ALLGO seeking LGBTQ people of color who’ve experienced violence to participate in study

ALLGO, a statewide organization for queer people of color, is looking for transgender, lesbian, bisexual, gay and queer people of color who have experienced violence in their lives to participate in confidential, two-hour small group discussions asaprt of an effort to “understand what violence people have encountered, witnessed, or been affected by; how they think these experiences have or have not changed them; and why people respond to their experiences of violence in the way they choose.”

The project is being conducted in partnership with the UT Community Engagement Center. Elvia Mendoza and David Glisch-Sanchez will conduct the small group discussions, scheduled to take place this Thursday from 6:30 p.m. to 8 p.m. at the South Dallas Cultural Center, 3400 S. Fitzhugh Ave. in Dallas; and Thursday, Aug. 11, from 6:30 p.m. to 8:30 p.m. at a location in San Antonio to be announced later.

Anyone who identifies as a person of color and who also identifies as transgender, lesbian, gay, bisexual, queer, same-gender-loving and/or two-spirit, and who is a resident of Texas and at least 16 years old — and who has experienced some sort of violence in their life — is eligible to participate. Those who are interested in participating should contact Glisch-Sanchez by email at glisch.sanchez@gmail.com.

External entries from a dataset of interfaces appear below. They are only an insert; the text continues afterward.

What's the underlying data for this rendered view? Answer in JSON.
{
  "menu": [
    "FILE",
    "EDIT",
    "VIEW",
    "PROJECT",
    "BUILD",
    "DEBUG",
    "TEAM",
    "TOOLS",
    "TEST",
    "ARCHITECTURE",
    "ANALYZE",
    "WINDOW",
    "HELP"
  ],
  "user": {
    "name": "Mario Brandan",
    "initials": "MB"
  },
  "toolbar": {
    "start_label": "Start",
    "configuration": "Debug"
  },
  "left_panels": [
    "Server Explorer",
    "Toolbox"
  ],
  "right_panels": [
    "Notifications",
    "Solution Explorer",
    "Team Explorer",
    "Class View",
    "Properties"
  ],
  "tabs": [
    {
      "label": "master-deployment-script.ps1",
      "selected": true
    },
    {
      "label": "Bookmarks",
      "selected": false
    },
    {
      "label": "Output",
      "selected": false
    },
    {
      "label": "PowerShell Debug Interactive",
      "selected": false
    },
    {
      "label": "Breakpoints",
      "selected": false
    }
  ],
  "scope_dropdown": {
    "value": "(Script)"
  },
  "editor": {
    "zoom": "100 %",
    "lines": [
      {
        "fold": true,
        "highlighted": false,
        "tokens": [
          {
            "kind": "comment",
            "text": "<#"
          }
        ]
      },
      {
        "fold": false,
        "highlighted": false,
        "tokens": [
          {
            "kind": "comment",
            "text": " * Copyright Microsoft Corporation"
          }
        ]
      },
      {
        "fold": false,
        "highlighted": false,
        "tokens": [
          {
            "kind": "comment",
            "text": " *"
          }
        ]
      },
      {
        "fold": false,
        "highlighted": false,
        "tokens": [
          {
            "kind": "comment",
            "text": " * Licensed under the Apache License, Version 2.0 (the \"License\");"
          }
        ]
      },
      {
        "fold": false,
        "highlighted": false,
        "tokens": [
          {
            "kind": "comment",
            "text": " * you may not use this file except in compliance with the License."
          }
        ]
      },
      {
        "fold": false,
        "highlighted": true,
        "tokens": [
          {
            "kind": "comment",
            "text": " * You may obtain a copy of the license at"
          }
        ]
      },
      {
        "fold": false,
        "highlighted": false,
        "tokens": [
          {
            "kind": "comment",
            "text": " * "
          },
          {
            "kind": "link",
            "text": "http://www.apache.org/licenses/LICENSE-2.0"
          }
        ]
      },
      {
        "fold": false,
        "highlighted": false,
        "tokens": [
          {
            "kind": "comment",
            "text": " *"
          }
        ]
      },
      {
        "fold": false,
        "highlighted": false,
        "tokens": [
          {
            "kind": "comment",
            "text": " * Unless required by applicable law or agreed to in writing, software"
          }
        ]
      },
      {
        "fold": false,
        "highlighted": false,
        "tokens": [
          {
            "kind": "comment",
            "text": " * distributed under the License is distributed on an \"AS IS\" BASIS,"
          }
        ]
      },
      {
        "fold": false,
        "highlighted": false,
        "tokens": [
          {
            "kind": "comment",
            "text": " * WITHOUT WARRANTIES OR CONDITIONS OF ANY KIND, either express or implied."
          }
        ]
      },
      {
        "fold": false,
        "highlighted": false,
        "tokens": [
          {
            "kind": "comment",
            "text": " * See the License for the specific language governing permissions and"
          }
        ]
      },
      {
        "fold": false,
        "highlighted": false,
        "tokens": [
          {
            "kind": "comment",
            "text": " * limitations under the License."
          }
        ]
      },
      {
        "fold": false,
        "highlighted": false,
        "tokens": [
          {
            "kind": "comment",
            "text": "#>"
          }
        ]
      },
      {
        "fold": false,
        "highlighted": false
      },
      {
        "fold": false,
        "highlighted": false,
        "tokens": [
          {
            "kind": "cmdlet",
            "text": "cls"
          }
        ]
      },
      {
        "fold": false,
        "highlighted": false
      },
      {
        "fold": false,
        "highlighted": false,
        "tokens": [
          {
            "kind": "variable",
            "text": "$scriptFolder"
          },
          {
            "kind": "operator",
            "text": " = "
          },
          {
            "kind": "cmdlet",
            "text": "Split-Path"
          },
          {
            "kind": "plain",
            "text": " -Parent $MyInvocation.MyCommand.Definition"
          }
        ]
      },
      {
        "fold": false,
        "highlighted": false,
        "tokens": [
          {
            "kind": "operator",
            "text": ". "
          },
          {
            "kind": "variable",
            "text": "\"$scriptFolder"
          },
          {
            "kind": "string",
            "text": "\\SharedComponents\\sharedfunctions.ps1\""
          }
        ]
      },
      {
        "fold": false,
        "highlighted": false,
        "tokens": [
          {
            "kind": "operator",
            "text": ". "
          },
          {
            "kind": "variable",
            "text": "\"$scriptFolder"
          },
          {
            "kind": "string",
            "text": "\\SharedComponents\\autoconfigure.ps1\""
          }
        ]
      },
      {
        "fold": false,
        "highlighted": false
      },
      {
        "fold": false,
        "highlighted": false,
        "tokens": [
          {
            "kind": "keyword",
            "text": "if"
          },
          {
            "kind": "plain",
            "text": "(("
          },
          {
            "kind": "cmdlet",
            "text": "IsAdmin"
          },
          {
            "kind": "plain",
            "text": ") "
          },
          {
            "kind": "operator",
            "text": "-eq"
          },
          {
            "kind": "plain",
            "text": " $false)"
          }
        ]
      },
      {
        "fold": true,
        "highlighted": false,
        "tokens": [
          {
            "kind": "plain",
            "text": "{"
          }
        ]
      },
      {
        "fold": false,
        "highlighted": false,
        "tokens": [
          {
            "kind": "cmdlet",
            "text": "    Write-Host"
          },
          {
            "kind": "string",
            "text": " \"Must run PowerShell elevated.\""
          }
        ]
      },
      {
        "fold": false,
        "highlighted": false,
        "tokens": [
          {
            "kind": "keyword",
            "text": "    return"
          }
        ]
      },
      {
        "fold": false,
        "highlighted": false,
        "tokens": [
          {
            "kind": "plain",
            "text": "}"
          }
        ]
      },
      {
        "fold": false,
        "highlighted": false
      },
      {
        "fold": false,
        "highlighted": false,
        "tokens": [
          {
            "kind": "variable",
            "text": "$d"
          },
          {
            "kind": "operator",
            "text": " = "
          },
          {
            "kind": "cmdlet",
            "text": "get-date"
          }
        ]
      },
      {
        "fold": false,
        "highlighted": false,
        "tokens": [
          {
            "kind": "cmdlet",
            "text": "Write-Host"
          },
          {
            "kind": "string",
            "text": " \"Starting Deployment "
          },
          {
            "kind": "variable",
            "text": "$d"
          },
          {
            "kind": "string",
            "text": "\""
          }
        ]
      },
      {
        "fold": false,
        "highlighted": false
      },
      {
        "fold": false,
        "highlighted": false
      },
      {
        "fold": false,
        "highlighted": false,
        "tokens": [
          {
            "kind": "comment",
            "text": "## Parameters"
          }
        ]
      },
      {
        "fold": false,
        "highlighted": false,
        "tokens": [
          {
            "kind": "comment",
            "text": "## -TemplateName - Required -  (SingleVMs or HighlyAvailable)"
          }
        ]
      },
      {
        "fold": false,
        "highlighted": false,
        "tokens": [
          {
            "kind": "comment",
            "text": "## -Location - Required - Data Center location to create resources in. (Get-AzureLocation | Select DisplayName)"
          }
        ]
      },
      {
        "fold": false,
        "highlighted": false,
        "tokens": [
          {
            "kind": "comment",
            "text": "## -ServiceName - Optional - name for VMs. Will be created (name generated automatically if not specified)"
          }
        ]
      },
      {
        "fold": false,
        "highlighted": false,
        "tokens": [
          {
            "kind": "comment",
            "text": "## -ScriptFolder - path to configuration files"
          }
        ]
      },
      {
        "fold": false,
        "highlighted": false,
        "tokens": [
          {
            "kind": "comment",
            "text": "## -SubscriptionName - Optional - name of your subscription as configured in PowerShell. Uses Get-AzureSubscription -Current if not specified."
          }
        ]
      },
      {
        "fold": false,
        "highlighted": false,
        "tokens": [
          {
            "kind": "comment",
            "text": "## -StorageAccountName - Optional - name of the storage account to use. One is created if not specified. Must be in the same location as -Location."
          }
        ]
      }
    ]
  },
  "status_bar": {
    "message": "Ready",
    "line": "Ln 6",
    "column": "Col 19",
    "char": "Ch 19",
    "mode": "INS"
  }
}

—  admin

In 6 months, 1,300 same-sex marriages in Argentina

Casa Rosada, or Red House, is the presidential palace where the Argentine marriage law was signed six months ago

In the first six months since the same-sex marriage law was signed, almost 1,300 couples have registered through the registry office. And the wedding rate is rising, according to the Argentine newspaper Clarin.

Clarin reports that on Jan. 15, the Argentina Federation for Lesbian, Gay, Bisexual and Trans (FALGBT) had recorded 1,283 marriages in all provinces, although the distribution is not proportional, since most occur in large urban centers.

Recording the most marriages was the province of Buenos Aires (490) and the city of Buenos Aires (465). Other regions reporting include Santa Fe with 90, Cordova with 85 and Mendoza with 47. They say “sexual diversity in the more conservative provinces takes more time.”

Of the couples married, 70 percent are males who have been together 12-15 years. Possible explanations from FALGBT are because their lives are already consolidated and for health reasons they need to take care of each other. Younger couples prefer to try living together before marriage.

“Today there is no rush, because it is a right and may be exercised at any time,” says the head of FALGBT.

He said the first to marry were militants who brought the issue to the public. But now that the law has been in effect for awhile, many more are taking advantage and the rate of couples marrying is increasing.

Now, after marrying, a growing number of couples are beginning the process of adoption.

How has life changed for those who have married? One married woman says it is symbolic that the state recognizes her relationship and protects her at work and reassures her that if something happens to her, her wife has the tools to protect her. Another says it has to do with dignity, respect and having a sense of equality as well as the civil rights she can access through the law.

—  David Taffet